To me, chowder is best in the chilly weather. There is something less appealing about hot creamy soup in the heat of summer. This succotash chowder was created years ago for my cookbook “Vineyard Harvest,” which came out in 2005. This light, brothy, flourless chowder is fresh and delicate. Also, it is great for winter when your pantry is your friend and using frozen vegetables is a fine thing to do. There seems to be a lot of steps, yes, but it is still quite simple and the method is easy. 

Like any good soup, stew, or chowder, I feel this chowder tastes best after curing overnight, letting the flavors come together. There is no flour for thickener, which also stabilizes the cream, so be careful heating the cream so it does not curdle.
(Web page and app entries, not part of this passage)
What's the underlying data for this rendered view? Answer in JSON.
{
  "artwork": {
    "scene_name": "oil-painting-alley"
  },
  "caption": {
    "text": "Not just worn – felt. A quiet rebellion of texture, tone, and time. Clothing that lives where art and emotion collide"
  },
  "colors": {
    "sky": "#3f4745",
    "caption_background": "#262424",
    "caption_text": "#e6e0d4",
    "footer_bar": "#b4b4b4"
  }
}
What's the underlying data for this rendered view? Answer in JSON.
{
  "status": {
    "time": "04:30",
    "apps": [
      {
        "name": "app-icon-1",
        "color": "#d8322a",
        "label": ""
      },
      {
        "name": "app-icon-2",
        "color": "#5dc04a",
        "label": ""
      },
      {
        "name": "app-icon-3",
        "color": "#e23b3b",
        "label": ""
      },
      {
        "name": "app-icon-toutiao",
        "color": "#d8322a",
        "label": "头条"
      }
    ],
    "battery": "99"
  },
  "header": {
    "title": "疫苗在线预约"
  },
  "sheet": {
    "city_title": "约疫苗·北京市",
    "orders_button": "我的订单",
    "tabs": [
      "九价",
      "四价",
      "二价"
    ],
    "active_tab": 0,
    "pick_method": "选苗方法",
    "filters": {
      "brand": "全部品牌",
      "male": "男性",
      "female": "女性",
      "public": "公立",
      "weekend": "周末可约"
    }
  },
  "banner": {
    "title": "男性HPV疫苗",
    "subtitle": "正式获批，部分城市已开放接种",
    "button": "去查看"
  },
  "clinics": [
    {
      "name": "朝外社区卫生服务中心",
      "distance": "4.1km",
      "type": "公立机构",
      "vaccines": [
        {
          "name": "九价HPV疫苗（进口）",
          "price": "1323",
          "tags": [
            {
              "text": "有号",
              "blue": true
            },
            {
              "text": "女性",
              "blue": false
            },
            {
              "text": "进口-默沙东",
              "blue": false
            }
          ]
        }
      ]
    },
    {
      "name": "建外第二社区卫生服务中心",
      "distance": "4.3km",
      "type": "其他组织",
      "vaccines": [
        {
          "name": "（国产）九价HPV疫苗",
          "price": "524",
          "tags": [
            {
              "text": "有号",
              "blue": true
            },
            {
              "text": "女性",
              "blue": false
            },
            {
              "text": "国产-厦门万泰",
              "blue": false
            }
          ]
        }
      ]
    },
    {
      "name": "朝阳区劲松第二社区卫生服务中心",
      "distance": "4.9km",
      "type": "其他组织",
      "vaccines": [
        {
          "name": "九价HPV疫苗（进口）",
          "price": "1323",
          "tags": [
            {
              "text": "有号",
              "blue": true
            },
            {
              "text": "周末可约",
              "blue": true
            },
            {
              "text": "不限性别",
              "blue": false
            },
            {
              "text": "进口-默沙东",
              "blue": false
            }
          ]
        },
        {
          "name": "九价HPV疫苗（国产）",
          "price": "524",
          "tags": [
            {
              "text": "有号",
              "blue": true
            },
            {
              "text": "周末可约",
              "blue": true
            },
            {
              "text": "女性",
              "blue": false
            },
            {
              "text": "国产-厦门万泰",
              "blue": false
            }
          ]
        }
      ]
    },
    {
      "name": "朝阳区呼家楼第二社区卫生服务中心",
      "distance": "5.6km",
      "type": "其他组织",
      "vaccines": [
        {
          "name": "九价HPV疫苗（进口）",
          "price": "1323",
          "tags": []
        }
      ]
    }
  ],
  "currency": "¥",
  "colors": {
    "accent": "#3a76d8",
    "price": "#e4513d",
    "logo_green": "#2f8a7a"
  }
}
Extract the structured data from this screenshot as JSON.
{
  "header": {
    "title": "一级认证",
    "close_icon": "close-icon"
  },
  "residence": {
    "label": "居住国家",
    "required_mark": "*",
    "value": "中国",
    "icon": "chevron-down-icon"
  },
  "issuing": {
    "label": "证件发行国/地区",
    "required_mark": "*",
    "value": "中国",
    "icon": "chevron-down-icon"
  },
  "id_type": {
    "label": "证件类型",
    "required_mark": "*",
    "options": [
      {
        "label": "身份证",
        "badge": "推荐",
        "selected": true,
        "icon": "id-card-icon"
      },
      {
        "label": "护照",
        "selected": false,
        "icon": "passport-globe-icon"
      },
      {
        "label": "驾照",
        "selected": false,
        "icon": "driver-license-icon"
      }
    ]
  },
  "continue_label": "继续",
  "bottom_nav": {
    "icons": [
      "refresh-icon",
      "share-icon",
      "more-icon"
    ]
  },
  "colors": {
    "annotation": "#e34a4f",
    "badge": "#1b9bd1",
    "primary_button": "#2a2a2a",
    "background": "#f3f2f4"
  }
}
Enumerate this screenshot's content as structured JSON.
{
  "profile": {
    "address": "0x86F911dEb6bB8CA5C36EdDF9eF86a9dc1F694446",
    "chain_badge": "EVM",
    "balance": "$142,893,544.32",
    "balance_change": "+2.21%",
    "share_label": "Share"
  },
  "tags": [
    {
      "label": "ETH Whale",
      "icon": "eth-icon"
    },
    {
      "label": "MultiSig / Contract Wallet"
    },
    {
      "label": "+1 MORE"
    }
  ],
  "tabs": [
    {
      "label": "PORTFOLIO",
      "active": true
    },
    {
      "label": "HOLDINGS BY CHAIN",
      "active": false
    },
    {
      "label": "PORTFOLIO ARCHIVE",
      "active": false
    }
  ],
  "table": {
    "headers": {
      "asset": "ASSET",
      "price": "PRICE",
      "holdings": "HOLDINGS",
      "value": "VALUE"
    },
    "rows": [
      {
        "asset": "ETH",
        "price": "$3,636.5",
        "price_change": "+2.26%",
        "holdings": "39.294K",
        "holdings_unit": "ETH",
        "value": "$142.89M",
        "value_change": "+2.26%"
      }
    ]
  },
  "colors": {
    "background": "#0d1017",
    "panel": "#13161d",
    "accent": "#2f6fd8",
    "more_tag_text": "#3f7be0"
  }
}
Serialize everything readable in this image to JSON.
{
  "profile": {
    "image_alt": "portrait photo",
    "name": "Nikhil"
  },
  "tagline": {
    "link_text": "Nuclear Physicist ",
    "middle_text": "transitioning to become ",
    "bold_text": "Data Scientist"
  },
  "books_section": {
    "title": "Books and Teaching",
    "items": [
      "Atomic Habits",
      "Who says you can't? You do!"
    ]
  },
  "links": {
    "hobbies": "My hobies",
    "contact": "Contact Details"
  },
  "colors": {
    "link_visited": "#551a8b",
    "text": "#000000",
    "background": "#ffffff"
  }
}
This means after curing, the chowder is best cooked and served, and not left on heavy heat for a long period of time.

Succotash Chowder with Littleneck Clams

Serves 6

5 strips bacon, cut into ½-inch pieces
1 medium yellow onion, diced
1 medium shallot, minced
2 Tbsp. fresh thyme, chopped
3 Tbsp. fresh parsley, chopped
2 cups clam broth
3 cups heavy cream
½ cup dry white wine
7 lbs. littleneck clams, scrubbed
1 Tbsp. olive oil
½ cup corn (frozen is fine)
½ cup red pepper, diced small
½ cup lima beans, blanched (frozen is fine)
½ tsp. black pepper

In a heavy 6-quart saucepan, cook bacon over medium-high heat until crispy. Remove the bacon, leaving the fat in the pan. Set bacon aside. Lower the heat, and add onions and shallots, sautee gently careful not to brown. Stir in chopped thyme and parsley, combine, add clam stock, turn up the heat, and gently boil for a few minutes. 

Reduce the heat and add the cream, simmer for about 10 minutes. Remove from heat.

In another heavy saucepan, add white wine, add littleneck clams, setting 24 clams aside. Cover and steam until the clams just open. Remove clams from the pot, removing any that do not open at all. Let clams cool enough to handle. Remove cooked clams from the shell. Coarsely chop cooked clams.

Heat olive oil in a saute pan. Add corn, peppers, and lima beans. Cook over medium heat for a few minutes. Remove from heat. 

To assemble the chowder, add chopped clams, succotash mixture, and crispy bacon to the cream base. Chowder is always best the next day, so I suggest refrigerating overnight. 

When ready to serve, heat the chowder mixture gently, add 24 unopened live clams, and heat until the littlenecks have opened.